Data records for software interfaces

********

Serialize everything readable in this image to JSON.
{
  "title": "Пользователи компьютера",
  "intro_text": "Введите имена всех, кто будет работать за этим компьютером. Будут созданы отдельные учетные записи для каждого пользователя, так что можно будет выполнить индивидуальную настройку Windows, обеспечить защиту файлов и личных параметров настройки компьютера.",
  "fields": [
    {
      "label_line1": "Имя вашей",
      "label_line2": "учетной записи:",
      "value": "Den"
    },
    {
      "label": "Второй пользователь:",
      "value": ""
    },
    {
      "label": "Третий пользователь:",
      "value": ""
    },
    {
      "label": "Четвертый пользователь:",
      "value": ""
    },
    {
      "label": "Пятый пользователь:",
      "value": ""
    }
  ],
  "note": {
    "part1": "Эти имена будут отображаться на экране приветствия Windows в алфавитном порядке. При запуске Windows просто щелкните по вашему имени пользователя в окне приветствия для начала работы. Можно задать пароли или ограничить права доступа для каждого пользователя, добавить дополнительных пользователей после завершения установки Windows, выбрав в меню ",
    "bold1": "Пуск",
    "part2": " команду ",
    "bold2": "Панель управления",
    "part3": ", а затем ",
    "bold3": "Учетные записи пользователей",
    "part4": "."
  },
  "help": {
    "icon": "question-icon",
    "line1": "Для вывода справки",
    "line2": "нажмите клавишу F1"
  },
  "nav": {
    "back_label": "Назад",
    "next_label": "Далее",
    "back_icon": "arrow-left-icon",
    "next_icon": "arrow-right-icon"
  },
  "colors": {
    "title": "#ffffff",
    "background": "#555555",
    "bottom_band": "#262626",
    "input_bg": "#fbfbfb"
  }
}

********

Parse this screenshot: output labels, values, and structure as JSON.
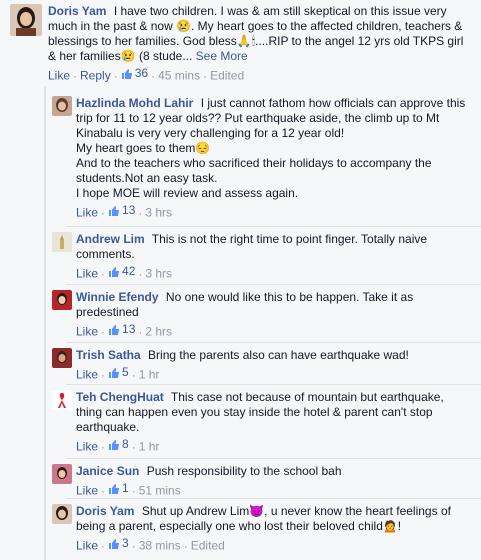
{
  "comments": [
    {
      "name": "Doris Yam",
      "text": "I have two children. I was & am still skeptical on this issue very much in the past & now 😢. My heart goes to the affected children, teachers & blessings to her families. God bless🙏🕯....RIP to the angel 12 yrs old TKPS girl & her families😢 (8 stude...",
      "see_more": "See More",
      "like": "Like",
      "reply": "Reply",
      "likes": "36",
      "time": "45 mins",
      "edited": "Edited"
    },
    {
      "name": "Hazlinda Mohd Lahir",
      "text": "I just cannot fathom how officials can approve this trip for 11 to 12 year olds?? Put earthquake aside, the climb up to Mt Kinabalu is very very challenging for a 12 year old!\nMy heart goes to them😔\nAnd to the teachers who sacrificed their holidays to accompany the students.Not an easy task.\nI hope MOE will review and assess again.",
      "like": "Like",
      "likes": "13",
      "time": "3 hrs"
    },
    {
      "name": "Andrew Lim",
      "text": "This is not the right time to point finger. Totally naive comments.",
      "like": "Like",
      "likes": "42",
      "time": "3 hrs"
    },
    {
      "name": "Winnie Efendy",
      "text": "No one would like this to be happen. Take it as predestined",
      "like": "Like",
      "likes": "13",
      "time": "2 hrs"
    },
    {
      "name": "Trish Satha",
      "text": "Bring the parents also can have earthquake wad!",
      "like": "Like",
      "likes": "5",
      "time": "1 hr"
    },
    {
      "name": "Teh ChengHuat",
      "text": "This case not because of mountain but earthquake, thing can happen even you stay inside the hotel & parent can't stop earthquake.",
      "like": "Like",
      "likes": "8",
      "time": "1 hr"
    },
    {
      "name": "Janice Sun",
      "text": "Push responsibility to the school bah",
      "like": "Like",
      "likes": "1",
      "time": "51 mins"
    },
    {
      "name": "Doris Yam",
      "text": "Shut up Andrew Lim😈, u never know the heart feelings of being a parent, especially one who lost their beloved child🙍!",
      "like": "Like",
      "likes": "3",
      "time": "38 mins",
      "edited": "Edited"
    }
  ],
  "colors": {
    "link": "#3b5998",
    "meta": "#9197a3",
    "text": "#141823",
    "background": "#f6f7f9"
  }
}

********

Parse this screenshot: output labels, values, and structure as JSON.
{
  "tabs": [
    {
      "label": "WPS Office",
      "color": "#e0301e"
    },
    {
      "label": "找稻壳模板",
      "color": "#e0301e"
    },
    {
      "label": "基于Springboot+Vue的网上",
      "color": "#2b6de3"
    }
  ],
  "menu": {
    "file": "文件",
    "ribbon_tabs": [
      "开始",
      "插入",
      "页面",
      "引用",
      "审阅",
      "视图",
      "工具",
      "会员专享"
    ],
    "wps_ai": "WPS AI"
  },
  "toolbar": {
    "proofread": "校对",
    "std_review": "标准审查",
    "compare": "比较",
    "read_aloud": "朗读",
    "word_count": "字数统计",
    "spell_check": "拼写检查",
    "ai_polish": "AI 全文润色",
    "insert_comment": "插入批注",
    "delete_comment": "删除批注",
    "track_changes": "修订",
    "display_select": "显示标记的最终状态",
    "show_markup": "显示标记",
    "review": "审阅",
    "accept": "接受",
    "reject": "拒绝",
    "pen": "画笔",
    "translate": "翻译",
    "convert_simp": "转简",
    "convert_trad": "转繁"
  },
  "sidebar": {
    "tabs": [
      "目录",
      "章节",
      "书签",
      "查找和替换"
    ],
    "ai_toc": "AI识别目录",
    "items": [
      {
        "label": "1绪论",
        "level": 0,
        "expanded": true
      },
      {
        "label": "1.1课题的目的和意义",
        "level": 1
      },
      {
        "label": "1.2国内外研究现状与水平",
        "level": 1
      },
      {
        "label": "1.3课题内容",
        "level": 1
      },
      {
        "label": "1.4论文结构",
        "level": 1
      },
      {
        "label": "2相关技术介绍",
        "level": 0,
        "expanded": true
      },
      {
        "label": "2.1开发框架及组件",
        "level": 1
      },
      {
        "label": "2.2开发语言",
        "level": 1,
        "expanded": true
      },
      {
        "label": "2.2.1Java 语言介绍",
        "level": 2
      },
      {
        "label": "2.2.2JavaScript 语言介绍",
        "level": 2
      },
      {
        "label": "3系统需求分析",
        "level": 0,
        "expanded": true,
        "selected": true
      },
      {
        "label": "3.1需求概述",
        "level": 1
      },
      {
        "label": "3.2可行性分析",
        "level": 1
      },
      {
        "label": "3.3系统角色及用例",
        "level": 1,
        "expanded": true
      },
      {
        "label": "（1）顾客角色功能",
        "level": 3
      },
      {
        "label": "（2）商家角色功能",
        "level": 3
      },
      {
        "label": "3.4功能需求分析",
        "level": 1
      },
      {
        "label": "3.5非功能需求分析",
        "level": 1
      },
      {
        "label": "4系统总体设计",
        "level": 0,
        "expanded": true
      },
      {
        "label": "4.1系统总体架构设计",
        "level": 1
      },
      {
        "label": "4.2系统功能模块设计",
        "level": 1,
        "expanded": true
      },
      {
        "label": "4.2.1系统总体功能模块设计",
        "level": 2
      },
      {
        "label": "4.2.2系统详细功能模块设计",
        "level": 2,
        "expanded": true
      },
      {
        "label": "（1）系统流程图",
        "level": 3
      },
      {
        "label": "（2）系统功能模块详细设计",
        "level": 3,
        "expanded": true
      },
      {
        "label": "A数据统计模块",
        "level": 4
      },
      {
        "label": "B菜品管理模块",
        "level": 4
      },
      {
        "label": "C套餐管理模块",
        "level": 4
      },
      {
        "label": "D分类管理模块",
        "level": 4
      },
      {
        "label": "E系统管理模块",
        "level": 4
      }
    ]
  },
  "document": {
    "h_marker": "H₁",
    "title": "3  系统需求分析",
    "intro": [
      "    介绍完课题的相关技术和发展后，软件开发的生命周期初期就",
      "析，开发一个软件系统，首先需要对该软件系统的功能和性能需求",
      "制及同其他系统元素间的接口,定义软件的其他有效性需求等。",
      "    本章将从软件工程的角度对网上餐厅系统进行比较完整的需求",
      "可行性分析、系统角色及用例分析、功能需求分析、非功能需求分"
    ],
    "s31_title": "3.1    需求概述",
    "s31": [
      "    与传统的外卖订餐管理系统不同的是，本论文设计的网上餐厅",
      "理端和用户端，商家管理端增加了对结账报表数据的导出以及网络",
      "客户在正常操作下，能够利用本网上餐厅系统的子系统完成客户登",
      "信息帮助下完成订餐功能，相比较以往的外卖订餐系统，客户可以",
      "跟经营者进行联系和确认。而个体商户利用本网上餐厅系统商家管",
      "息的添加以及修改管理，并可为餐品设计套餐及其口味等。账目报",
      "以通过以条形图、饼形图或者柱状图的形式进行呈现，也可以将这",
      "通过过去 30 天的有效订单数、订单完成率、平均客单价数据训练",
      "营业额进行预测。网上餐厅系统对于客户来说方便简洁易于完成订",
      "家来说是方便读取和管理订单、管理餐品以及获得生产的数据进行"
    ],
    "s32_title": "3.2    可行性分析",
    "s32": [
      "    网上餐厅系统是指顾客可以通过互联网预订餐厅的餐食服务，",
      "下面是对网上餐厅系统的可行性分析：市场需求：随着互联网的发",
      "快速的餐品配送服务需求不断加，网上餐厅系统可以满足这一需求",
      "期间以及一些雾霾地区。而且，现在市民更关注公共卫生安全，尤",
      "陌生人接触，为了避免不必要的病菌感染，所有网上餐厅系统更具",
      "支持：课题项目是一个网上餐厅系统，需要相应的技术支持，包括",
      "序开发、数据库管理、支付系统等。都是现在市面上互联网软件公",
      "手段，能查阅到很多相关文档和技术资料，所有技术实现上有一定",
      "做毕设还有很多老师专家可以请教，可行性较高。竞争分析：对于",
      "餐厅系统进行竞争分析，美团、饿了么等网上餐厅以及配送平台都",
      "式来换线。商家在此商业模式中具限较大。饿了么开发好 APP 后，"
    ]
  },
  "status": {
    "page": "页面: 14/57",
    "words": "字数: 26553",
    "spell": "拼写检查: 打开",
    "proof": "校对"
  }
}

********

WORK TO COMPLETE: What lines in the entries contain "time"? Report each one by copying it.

THE COMPLETED TASK:
      "time": "45 mins",
      "time": "3 hrs"
      "text": "This is not the right time to point finger. Totally naive comments.",
      "time": "3 hrs"
      "time": "2 hrs"
      "time": "1 hr"
      "time": "1 hr"
      "time": "51 mins"
      "time": "38 mins",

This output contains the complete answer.